- [DIRECTIONS FOR THIS TASK]: Provide the number of lines in the records that hold the string "Control", without any other words.

- [TASK DATA]:
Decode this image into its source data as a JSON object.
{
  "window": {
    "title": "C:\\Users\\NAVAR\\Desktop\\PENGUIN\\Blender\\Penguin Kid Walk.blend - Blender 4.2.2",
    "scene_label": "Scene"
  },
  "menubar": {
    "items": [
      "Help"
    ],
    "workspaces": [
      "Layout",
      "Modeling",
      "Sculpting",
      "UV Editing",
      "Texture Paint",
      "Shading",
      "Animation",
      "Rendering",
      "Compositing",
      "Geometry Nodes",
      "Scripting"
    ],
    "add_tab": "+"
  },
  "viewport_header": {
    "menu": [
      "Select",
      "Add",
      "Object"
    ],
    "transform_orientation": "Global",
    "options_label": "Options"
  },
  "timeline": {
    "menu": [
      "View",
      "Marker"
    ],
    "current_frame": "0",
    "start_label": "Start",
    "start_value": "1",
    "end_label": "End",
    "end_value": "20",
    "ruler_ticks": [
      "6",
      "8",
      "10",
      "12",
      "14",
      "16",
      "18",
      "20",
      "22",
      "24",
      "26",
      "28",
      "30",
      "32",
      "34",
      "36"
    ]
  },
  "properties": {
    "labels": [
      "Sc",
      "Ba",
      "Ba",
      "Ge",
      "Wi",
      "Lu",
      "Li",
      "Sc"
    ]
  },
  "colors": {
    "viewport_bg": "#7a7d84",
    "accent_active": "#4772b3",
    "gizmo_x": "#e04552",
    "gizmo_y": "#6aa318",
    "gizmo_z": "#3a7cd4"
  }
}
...
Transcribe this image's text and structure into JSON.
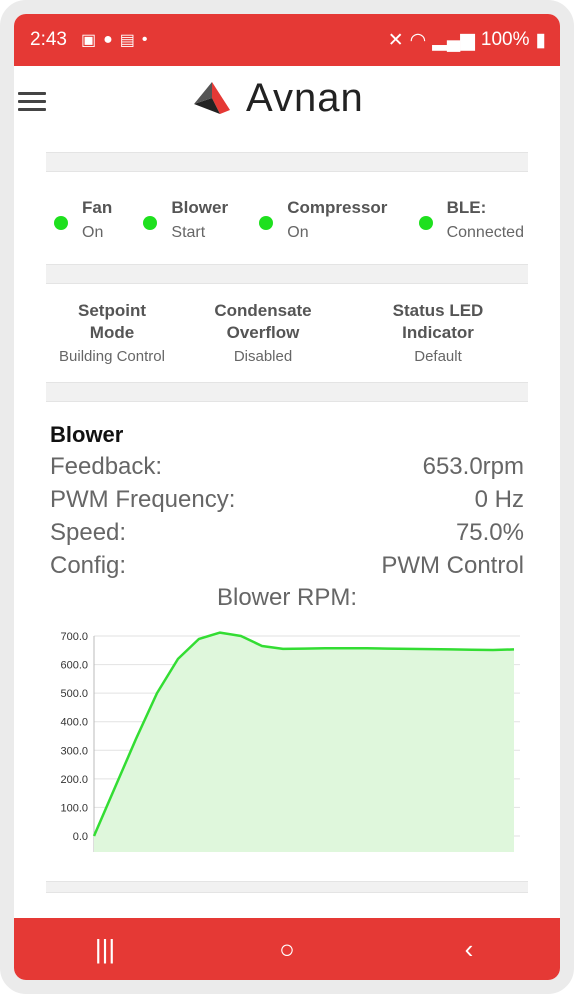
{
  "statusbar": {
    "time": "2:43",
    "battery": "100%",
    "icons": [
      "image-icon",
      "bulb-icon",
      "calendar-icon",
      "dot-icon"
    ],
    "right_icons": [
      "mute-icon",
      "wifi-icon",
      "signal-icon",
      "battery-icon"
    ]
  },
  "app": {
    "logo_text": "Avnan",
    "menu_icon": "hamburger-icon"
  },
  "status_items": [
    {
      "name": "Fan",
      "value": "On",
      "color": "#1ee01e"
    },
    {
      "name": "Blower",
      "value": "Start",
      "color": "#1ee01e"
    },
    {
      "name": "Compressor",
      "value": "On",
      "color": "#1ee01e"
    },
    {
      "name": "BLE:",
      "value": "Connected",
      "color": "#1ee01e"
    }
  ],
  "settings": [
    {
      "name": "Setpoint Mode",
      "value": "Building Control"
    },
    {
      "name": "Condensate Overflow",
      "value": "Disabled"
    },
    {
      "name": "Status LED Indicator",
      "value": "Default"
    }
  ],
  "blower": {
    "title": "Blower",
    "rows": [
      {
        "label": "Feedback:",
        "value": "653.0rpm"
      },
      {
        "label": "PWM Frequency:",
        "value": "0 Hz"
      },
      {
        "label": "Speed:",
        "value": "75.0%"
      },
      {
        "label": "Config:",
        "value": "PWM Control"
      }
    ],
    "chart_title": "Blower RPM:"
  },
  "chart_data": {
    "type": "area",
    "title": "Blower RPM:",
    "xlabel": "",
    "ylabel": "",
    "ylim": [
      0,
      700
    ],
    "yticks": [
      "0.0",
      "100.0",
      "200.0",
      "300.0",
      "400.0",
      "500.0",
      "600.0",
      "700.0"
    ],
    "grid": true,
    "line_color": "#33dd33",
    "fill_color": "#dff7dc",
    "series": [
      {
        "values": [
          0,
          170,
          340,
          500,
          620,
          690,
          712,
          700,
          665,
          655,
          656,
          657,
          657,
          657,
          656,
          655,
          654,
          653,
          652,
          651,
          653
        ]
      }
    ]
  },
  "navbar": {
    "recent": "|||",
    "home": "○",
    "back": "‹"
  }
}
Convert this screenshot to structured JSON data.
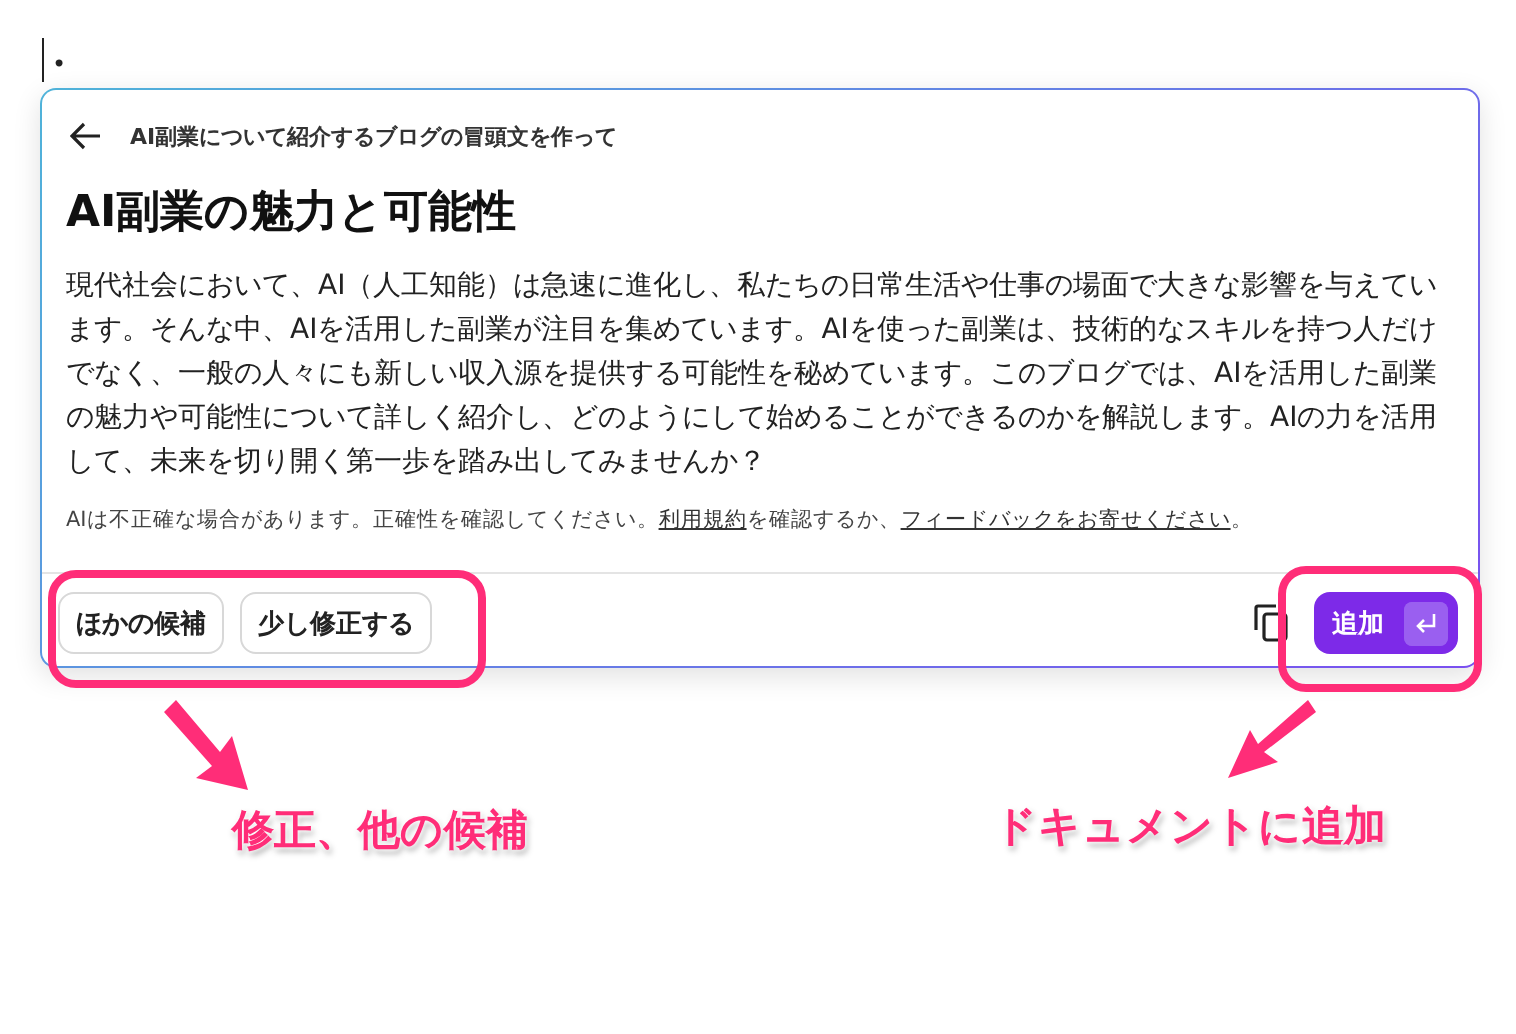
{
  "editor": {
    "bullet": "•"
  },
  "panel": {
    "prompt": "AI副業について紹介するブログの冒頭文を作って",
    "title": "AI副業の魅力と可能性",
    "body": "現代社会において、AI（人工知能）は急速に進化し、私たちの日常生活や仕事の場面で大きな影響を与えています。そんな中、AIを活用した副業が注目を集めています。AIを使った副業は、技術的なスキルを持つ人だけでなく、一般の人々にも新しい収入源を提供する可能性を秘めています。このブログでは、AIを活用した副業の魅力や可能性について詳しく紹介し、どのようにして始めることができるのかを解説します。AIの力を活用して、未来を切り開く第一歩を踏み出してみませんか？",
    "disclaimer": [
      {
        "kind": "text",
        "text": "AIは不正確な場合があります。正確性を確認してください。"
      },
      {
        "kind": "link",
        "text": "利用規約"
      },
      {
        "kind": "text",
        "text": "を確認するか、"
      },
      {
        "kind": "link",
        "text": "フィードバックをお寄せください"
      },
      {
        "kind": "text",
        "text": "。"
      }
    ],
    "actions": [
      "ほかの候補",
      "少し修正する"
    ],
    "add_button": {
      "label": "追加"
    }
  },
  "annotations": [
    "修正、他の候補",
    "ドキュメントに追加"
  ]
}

- [RESPONSE AREA]: 2